**TASK PROMPT**
The records that follow must be reproduced in full, exactly as written.

BEGIN DATA PROVIDED

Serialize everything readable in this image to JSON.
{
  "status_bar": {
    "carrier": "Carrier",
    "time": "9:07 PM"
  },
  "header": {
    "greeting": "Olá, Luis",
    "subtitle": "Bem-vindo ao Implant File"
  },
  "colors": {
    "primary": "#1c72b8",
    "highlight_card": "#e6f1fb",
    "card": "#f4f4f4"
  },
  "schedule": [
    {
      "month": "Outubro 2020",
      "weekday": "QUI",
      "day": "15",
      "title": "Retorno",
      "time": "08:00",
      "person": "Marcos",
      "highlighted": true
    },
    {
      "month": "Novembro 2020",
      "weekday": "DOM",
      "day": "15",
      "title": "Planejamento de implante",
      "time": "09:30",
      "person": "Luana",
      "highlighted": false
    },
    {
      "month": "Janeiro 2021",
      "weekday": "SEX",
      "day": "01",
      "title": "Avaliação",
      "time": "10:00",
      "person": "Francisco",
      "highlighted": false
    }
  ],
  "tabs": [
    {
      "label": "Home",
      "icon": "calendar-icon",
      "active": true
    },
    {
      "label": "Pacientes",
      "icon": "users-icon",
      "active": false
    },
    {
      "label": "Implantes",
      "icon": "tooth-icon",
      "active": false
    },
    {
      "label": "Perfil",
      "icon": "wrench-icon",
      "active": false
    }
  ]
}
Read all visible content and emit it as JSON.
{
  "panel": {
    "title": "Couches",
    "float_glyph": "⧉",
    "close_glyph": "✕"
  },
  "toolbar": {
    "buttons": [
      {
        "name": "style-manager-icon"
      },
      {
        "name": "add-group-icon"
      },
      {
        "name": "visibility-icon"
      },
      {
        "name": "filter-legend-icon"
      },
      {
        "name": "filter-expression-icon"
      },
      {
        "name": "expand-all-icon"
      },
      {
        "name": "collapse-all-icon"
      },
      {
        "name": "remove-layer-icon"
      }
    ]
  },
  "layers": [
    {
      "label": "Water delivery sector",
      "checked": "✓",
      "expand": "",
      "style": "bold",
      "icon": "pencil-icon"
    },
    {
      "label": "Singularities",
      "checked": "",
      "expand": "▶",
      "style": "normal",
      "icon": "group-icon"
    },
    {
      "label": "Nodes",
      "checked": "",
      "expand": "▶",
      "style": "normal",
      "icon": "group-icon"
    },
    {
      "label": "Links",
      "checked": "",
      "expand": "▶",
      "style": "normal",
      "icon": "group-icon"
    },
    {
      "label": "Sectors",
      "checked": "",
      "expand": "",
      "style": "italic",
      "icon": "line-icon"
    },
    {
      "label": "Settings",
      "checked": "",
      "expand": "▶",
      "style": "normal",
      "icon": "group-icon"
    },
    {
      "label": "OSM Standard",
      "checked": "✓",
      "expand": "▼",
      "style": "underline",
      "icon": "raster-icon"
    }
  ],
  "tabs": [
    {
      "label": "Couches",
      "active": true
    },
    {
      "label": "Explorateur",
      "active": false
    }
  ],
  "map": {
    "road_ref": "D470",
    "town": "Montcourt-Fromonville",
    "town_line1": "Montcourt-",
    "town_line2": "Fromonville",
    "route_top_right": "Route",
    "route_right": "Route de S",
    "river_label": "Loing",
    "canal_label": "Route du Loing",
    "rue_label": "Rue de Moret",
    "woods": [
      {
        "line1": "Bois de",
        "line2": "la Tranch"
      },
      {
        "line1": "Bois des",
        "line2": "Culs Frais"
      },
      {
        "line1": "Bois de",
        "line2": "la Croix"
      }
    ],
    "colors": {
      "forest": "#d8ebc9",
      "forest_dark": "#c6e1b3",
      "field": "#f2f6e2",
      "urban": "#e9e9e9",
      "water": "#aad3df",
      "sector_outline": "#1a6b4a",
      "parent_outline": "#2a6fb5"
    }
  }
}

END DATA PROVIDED

**EXPECTED ANSWER**
Serialize everything readable in this image to JSON.
{
  "status_bar": {
    "carrier": "Carrier",
    "time": "9:07 PM"
  },
  "header": {
    "greeting": "Olá, Luis",
    "subtitle": "Bem-vindo ao Implant File"
  },
  "colors": {
    "primary": "#1c72b8",
    "highlight_card": "#e6f1fb",
    "card": "#f4f4f4"
  },
  "schedule": [
    {
      "month": "Outubro 2020",
      "weekday": "QUI",
      "day": "15",
      "title": "Retorno",
      "time": "08:00",
      "person": "Marcos",
      "highlighted": true
    },
    {
      "month": "Novembro 2020",
      "weekday": "DOM",
      "day": "15",
      "title": "Planejamento de implante",
      "time": "09:30",
      "person": "Luana",
      "highlighted": false
    },
    {
      "month": "Janeiro 2021",
      "weekday": "SEX",
      "day": "01",
      "title": "Avaliação",
      "time": "10:00",
      "person": "Francisco",
      "highlighted": false
    }
  ],
  "tabs": [
    {
      "label": "Home",
      "icon": "calendar-icon",
      "active": true
    },
    {
      "label": "Pacientes",
      "icon": "users-icon",
      "active": false
    },
    {
      "label": "Implantes",
      "icon": "tooth-icon",
      "active": false
    },
    {
      "label": "Perfil",
      "icon": "wrench-icon",
      "active": false
    }
  ]
}
Read all visible content and emit it as JSON.
{
  "panel": {
    "title": "Couches",
    "float_glyph": "⧉",
    "close_glyph": "✕"
  },
  "toolbar": {
    "buttons": [
      {
        "name": "style-manager-icon"
      },
      {
        "name": "add-group-icon"
      },
      {
        "name": "visibility-icon"
      },
      {
        "name": "filter-legend-icon"
      },
      {
        "name": "filter-expression-icon"
      },
      {
        "name": "expand-all-icon"
      },
      {
        "name": "collapse-all-icon"
      },
      {
        "name": "remove-layer-icon"
      }
    ]
  },
  "layers": [
    {
      "label": "Water delivery sector",
      "checked": "✓",
      "expand": "",
      "style": "bold",
      "icon": "pencil-icon"
    },
    {
      "label": "Singularities",
      "checked": "",
      "expand": "▶",
      "style": "normal",
      "icon": "group-icon"
    },
    {
      "label": "Nodes",
      "checked": "",
      "expand": "▶",
      "style": "normal",
      "icon": "group-icon"
    },
    {
      "label": "Links",
      "checked": "",
      "expand": "▶",
      "style": "normal",
      "icon": "group-icon"
    },
    {
      "label": "Sectors",
      "checked": "",
      "expand": "",
      "style": "italic",
      "icon": "line-icon"
    },
    {
      "label": "Settings",
      "checked": "",
      "expand": "▶",
      "style": "normal",
      "icon": "group-icon"
    },
    {
      "label": "OSM Standard",
      "checked": "✓",
      "expand": "▼",
      "style": "underline",
      "icon": "raster-icon"
    }
  ],
  "tabs": [
    {
      "label": "Couches",
      "active": true
    },
    {
      "label": "Explorateur",
      "active": false
    }
  ],
  "map": {
    "road_ref": "D470",
    "town": "Montcourt-Fromonville",
    "town_line1": "Montcourt-",
    "town_line2": "Fromonville",
    "route_top_right": "Route",
    "route_right": "Route de S",
    "river_label": "Loing",
    "canal_label": "Route du Loing",
    "rue_label": "Rue de Moret",
    "woods": [
      {
        "line1": "Bois de",
        "line2": "la Tranch"
      },
      {
        "line1": "Bois des",
        "line2": "Culs Frais"
      },
      {
        "line1": "Bois de",
        "line2": "la Croix"
      }
    ],
    "colors": {
      "forest": "#d8ebc9",
      "forest_dark": "#c6e1b3",
      "field": "#f2f6e2",
      "urban": "#e9e9e9",
      "water": "#aad3df",
      "sector_outline": "#1a6b4a",
      "parent_outline": "#2a6fb5"
    }
  }
}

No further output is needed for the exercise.